[[ Task data, beginning ]]

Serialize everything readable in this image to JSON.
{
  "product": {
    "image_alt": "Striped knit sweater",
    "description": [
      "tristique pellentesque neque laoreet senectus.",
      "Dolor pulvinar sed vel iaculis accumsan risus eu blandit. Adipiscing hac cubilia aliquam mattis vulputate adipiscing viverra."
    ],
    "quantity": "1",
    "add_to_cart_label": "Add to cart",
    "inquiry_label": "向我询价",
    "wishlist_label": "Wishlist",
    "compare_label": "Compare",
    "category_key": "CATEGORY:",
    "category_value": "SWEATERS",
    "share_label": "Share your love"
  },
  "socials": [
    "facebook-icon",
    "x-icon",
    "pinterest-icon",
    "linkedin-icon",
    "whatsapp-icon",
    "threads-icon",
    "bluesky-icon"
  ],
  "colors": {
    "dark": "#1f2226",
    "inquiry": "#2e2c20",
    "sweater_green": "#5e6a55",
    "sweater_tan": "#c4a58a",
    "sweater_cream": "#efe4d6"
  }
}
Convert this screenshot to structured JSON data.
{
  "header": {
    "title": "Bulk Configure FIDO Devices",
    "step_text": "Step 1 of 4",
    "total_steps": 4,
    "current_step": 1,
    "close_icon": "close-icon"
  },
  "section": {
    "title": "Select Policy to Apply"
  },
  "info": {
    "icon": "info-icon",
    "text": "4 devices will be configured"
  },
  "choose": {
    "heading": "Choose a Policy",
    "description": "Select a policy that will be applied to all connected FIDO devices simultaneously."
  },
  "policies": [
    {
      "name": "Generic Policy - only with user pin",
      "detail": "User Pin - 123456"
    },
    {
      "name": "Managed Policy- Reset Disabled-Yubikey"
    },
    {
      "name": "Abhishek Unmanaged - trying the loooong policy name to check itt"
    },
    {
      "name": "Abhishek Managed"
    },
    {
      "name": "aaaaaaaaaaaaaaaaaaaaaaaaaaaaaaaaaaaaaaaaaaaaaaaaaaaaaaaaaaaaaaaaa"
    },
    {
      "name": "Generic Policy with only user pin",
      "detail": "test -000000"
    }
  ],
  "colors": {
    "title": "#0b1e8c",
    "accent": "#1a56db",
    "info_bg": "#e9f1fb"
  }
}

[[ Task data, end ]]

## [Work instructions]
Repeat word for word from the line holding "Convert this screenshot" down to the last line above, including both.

## [Final answer]
Convert this screenshot to structured JSON data.
{
  "header": {
    "title": "Bulk Configure FIDO Devices",
    "step_text": "Step 1 of 4",
    "total_steps": 4,
    "current_step": 1,
    "close_icon": "close-icon"
  },
  "section": {
    "title": "Select Policy to Apply"
  },
  "info": {
    "icon": "info-icon",
    "text": "4 devices will be configured"
  },
  "choose": {
    "heading": "Choose a Policy",
    "description": "Select a policy that will be applied to all connected FIDO devices simultaneously."
  },
  "policies": [
    {
      "name": "Generic Policy - only with user pin",
      "detail": "User Pin - 123456"
    },
    {
      "name": "Managed Policy- Reset Disabled-Yubikey"
    },
    {
      "name": "Abhishek Unmanaged - trying the loooong policy name to check itt"
    },
    {
      "name": "Abhishek Managed"
    },
    {
      "name": "aaaaaaaaaaaaaaaaaaaaaaaaaaaaaaaaaaaaaaaaaaaaaaaaaaaaaaaaaaaaaaaaa"
    },
    {
      "name": "Generic Policy with only user pin",
      "detail": "test -000000"
    }
  ],
  "colors": {
    "title": "#0b1e8c",
    "accent": "#1a56db",
    "info_bg": "#e9f1fb"
  }
}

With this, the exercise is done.